New technologies aimed at improving the lives of users will be successful only if they meet expectations - they improve this very life. Since many companies make all their profits by working on the Internet, any deterioration in service means lost profits. Therefore, the deployment of new technology should not adversely affect the user experience. This article describes one of the mechanisms that developers can use to avoid the negative reaction of your users.

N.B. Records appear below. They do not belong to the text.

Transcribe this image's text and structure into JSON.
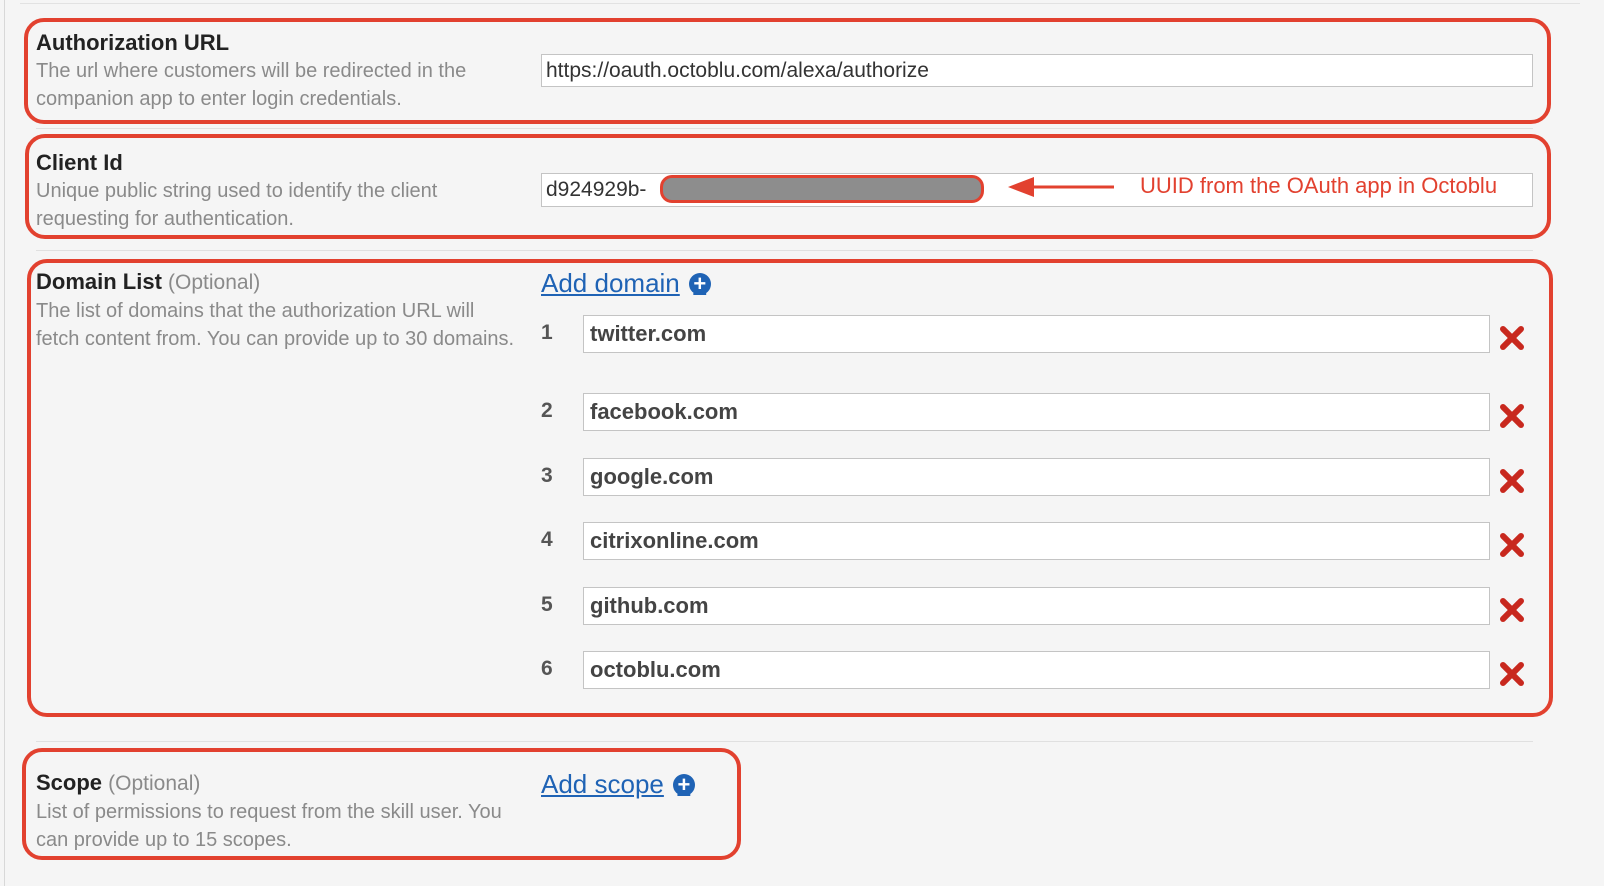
{
  "auth_url": {
    "title": "Authorization URL",
    "description": "The url where customers will be redirected in the companion app to enter login credentials.",
    "value": "https://oauth.octoblu.com/alexa/authorize"
  },
  "client_id": {
    "title": "Client Id",
    "description": "Unique public string used to identify the client requesting for authentication.",
    "value_visible": "d924929b-",
    "annotation": "UUID from the OAuth app in Octoblu"
  },
  "domain_list": {
    "title": "Domain List",
    "optional": "(Optional)",
    "description": "The list of domains that the authorization URL will fetch content from. You can provide up to 30 domains.",
    "add_label": "Add domain",
    "domains": [
      {
        "num": "1",
        "value": "twitter.com"
      },
      {
        "num": "2",
        "value": "facebook.com"
      },
      {
        "num": "3",
        "value": "google.com"
      },
      {
        "num": "4",
        "value": "citrixonline.com"
      },
      {
        "num": "5",
        "value": "github.com"
      },
      {
        "num": "6",
        "value": "octoblu.com"
      }
    ]
  },
  "scope": {
    "title": "Scope",
    "optional": "(Optional)",
    "description": "List of permissions to request from the skill user. You can provide up to 15 scopes.",
    "add_label": "Add scope"
  },
  "colors": {
    "annotation_red": "#e2412f",
    "link_blue": "#1f63b5",
    "delete_red": "#c8281e"
  },
  "icons": {
    "add": "plus-circle-icon",
    "delete": "delete-x-icon",
    "arrow": "arrow-left-icon"
  }
}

[1] Dan Wing, Andrew Yourtchenko, and Preethi Natarajan, “Happy Eyeballs: Trending Towards Success (IPv6 and SCTP),” Internet-Draft, Work-in-Progress, July 2009: html / draft-wing-http-new-tech
[2] “Broken IPv6 clients,” Lorenzo Colitti, June 2010:
[3] “Google Trends” :
[4] P. Natarajan, “Leveraging Innovative Transport Layer Services for Improved Application Performance,” February 2009: http: //
[5] Carolyn Duffy Marsan, “Google, Microsoft, Netflix in talks to create a shared list of IPv6 users,” Network World, March 2010:
[6] Tore Anderson, “IPv6 brokenness experiment, November results,” November 2009: /pipermail/ipv6-ops/2009-December/002707.html
[7] Igor Gashinsky, “IPv6 & recursive resolvers: How do we make the transition less painful?” March 2010: /77/slides/dnsop-7.pdf
[8] “Access Google services over IPv6”:
[9] “Usage share of web browsers”: http: / /
[10] R. Stewart, Ed., “Stream Control Transmission Protocol,” RFC 4960, September 2007.
[11] Gunter Van de Velde, Ole Troan, and Tim Chown, “Non-Managed IPv6 Tunnels considered Harmful,” July 2009:

Final from the translator

Please forgive me for my tongue-tied language overlapping with the overly scientific style of the article. I hope you were interested. Now for a minute of required information:

Reprinted with permission from The Internet Protocol Journal (IPJ) from Volume 13, Number 3, September 2010. IPJ is a quarterly technical journal published by Cisco Systems. See

Reprinted with permission from The Internet Protocol Journal (IPJ), Volume 13, No. 3, September, 2010. IPJ is a quarterly technical journal published by Cisco Systems. See